Don Zimmer: Zimmer went on to a successful baseball career as a manager, coach, & player. He was a member of the 1955 Brooklyn Dodger championship team & the 1959 LA champions, playing utility infield. Never a good hitter Zimmer batted .235 lifetime and only hit .077 in 14 games with the 1962 Mets, before being traded to the Reds. Zimmer is currently a coach with the Tampa Rays st 78 years old.

Hobie Landrith: Landrith was the Mets 1st pick in the 1961 draft, manager Casey Stengel justified the choice saying "You gotta have a catcher or you're gonna have a lot of passed balls. A career backup catcher who bounced around with seven different teams batting .233 lifetime. In 45 games with the 1962 Mets he hit .289 before going to Baltimore in a trade for Marv Throneberry. Hobie turned 79 in March 2009.

Roger Craig: Craig was a former Brooklyn/L.A. Dodger who was a member of the 1955 & 1959 Championship teams. In the ’59 season he went 11-5 with a 2.06 ERA. He would spend two seasons with the Mets losing 20 games both years. He would have success years later as manager of the Padres & San Francisco Giants taking them to the 1989 Earthquake World Series. Craig recently turned 78 years old.

Bob Moorehead: Moorehead would spend two years with the Mets as well, never winning a game going 0-3. In 1962 he went 0-2 giving up 118 hits in 108 innings.

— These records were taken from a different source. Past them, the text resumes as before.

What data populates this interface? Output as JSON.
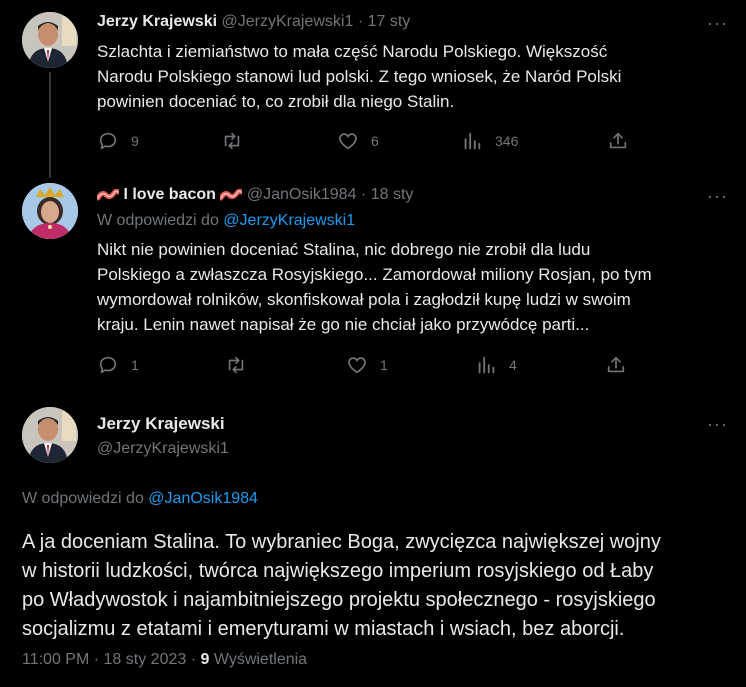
{
  "tweets": [
    {
      "name": "Jerzy Krajewski",
      "handle": "@JerzyKrajewski1",
      "date": "17 sty",
      "text_lines": [
        "Szlachta i ziemiaństwo to mała część Narodu Polskiego. Większość",
        "Narodu Polskiego stanowi lud polski. Z tego wniosek, że Naród Polski",
        "powinien doceniać to, co zrobił dla niego Stalin."
      ],
      "replies": "9",
      "retweets": "",
      "likes": "6",
      "views": "346"
    },
    {
      "name": "I love bacon",
      "handle": "@JanOsik1984",
      "date": "18 sty",
      "reply_prefix": "W odpowiedzi do",
      "reply_handle": "@JerzyKrajewski1",
      "text_lines": [
        "Nikt nie powinien doceniać Stalina, nic dobrego nie zrobił dla ludu",
        "Polskiego a zwłaszcza Rosyjskiego... Zamordował miliony Rosjan, po tym",
        "wymordował rolników, skonfiskował pola i zagłodził kupę  ludzi w swoim",
        "kraju. Lenin nawet napisał że go nie chciał jako przywódcę parti..."
      ],
      "replies": "1",
      "retweets": "",
      "likes": "1",
      "views": "4"
    }
  ],
  "main": {
    "name": "Jerzy Krajewski",
    "handle": "@JerzyKrajewski1",
    "reply_prefix": "W odpowiedzi do",
    "reply_handle": "@JanOsik1984",
    "text_lines": [
      "A ja doceniam Stalina. To wybraniec Boga, zwycięzca największej wojny",
      "w historii ludzkości, twórca największego imperium rosyjskiego od Łaby",
      "po Władywostok i najambitniejszego projektu społecznego - rosyjskiego",
      "socjalizmu z etatami i emeryturami w miastach i wsiach, bez aborcji."
    ],
    "time": "11:00 PM",
    "date": "18 sty 2023",
    "views_count": "9",
    "views_label": "Wyświetlenia"
  },
  "more_glyph": "···",
  "separator": "·",
  "colors": {
    "bg": "#000000",
    "text": "#e7e9ea",
    "muted": "#71767b",
    "link": "#1d9bf0",
    "line": "#333639"
  }
}
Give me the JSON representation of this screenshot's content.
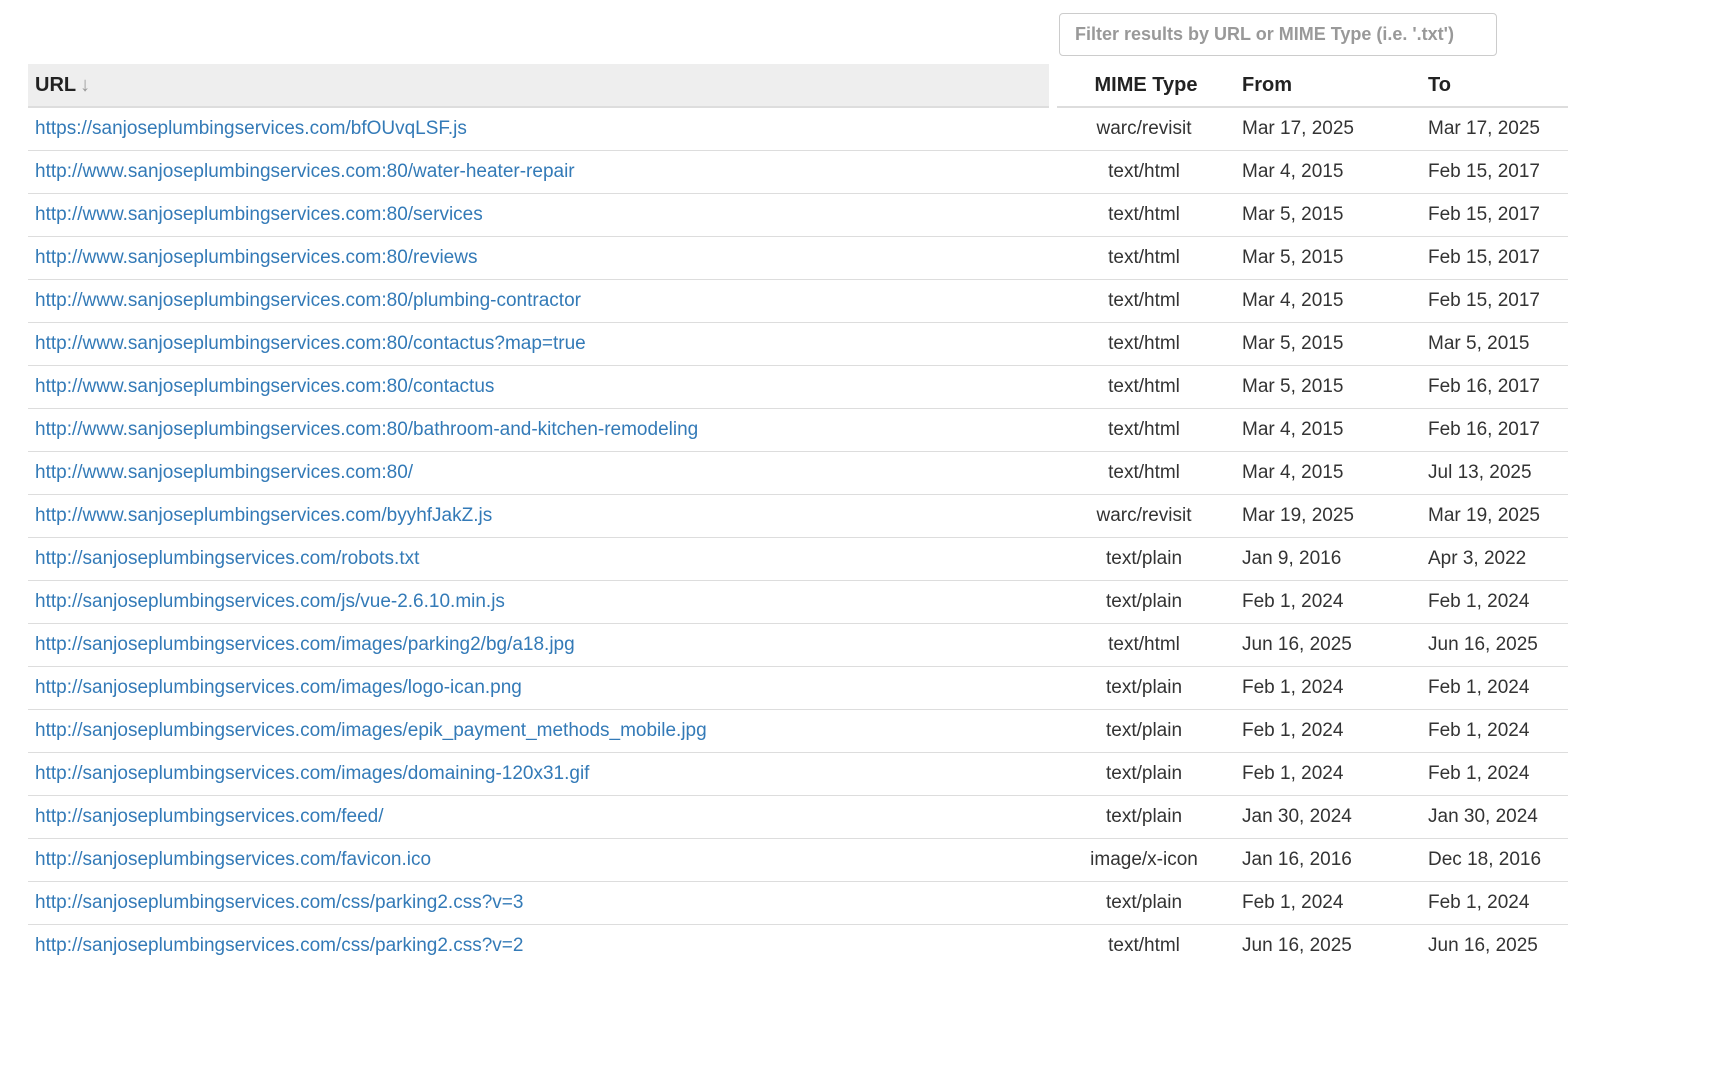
{
  "filter": {
    "placeholder": "Filter results by URL or MIME Type (i.e. '.txt')",
    "value": ""
  },
  "table": {
    "headers": {
      "url": "URL",
      "url_sort_indicator": "↓",
      "mime": "MIME Type",
      "from": "From",
      "to": "To"
    },
    "rows": [
      {
        "url": "https://sanjoseplumbingservices.com/bfOUvqLSF.js",
        "mime": "warc/revisit",
        "from": "Mar 17, 2025",
        "to": "Mar 17, 2025"
      },
      {
        "url": "http://www.sanjoseplumbingservices.com:80/water-heater-repair",
        "mime": "text/html",
        "from": "Mar 4, 2015",
        "to": "Feb 15, 2017"
      },
      {
        "url": "http://www.sanjoseplumbingservices.com:80/services",
        "mime": "text/html",
        "from": "Mar 5, 2015",
        "to": "Feb 15, 2017"
      },
      {
        "url": "http://www.sanjoseplumbingservices.com:80/reviews",
        "mime": "text/html",
        "from": "Mar 5, 2015",
        "to": "Feb 15, 2017"
      },
      {
        "url": "http://www.sanjoseplumbingservices.com:80/plumbing-contractor",
        "mime": "text/html",
        "from": "Mar 4, 2015",
        "to": "Feb 15, 2017"
      },
      {
        "url": "http://www.sanjoseplumbingservices.com:80/contactus?map=true",
        "mime": "text/html",
        "from": "Mar 5, 2015",
        "to": "Mar 5, 2015"
      },
      {
        "url": "http://www.sanjoseplumbingservices.com:80/contactus",
        "mime": "text/html",
        "from": "Mar 5, 2015",
        "to": "Feb 16, 2017"
      },
      {
        "url": "http://www.sanjoseplumbingservices.com:80/bathroom-and-kitchen-remodeling",
        "mime": "text/html",
        "from": "Mar 4, 2015",
        "to": "Feb 16, 2017"
      },
      {
        "url": "http://www.sanjoseplumbingservices.com:80/",
        "mime": "text/html",
        "from": "Mar 4, 2015",
        "to": "Jul 13, 2025"
      },
      {
        "url": "http://www.sanjoseplumbingservices.com/byyhfJakZ.js",
        "mime": "warc/revisit",
        "from": "Mar 19, 2025",
        "to": "Mar 19, 2025"
      },
      {
        "url": "http://sanjoseplumbingservices.com/robots.txt",
        "mime": "text/plain",
        "from": "Jan 9, 2016",
        "to": "Apr 3, 2022"
      },
      {
        "url": "http://sanjoseplumbingservices.com/js/vue-2.6.10.min.js",
        "mime": "text/plain",
        "from": "Feb 1, 2024",
        "to": "Feb 1, 2024"
      },
      {
        "url": "http://sanjoseplumbingservices.com/images/parking2/bg/a18.jpg",
        "mime": "text/html",
        "from": "Jun 16, 2025",
        "to": "Jun 16, 2025"
      },
      {
        "url": "http://sanjoseplumbingservices.com/images/logo-ican.png",
        "mime": "text/plain",
        "from": "Feb 1, 2024",
        "to": "Feb 1, 2024"
      },
      {
        "url": "http://sanjoseplumbingservices.com/images/epik_payment_methods_mobile.jpg",
        "mime": "text/plain",
        "from": "Feb 1, 2024",
        "to": "Feb 1, 2024"
      },
      {
        "url": "http://sanjoseplumbingservices.com/images/domaining-120x31.gif",
        "mime": "text/plain",
        "from": "Feb 1, 2024",
        "to": "Feb 1, 2024"
      },
      {
        "url": "http://sanjoseplumbingservices.com/feed/",
        "mime": "text/plain",
        "from": "Jan 30, 2024",
        "to": "Jan 30, 2024"
      },
      {
        "url": "http://sanjoseplumbingservices.com/favicon.ico",
        "mime": "image/x-icon",
        "from": "Jan 16, 2016",
        "to": "Dec 18, 2016"
      },
      {
        "url": "http://sanjoseplumbingservices.com/css/parking2.css?v=3",
        "mime": "text/plain",
        "from": "Feb 1, 2024",
        "to": "Feb 1, 2024"
      },
      {
        "url": "http://sanjoseplumbingservices.com/css/parking2.css?v=2",
        "mime": "text/html",
        "from": "Jun 16, 2025",
        "to": "Jun 16, 2025"
      }
    ]
  }
}
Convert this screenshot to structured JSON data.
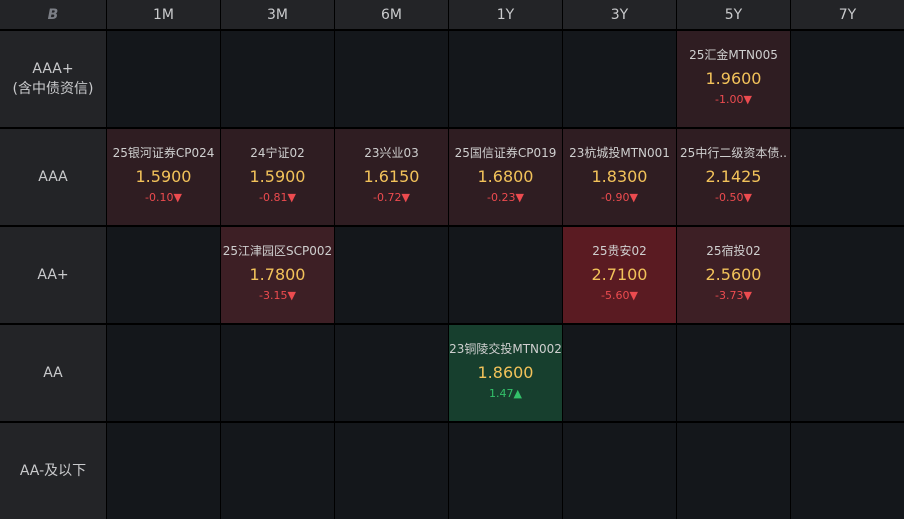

Of course Gil Hodges had a spectacular career as a Brooklyn Dodger & then a sucessful magerial career with the Washington Senators & New York Mets. See centerfield maz article Hodges: http://www.centerfieldmaz.com/2009/04/former-met-of-day-manager-gil-hodges-14.html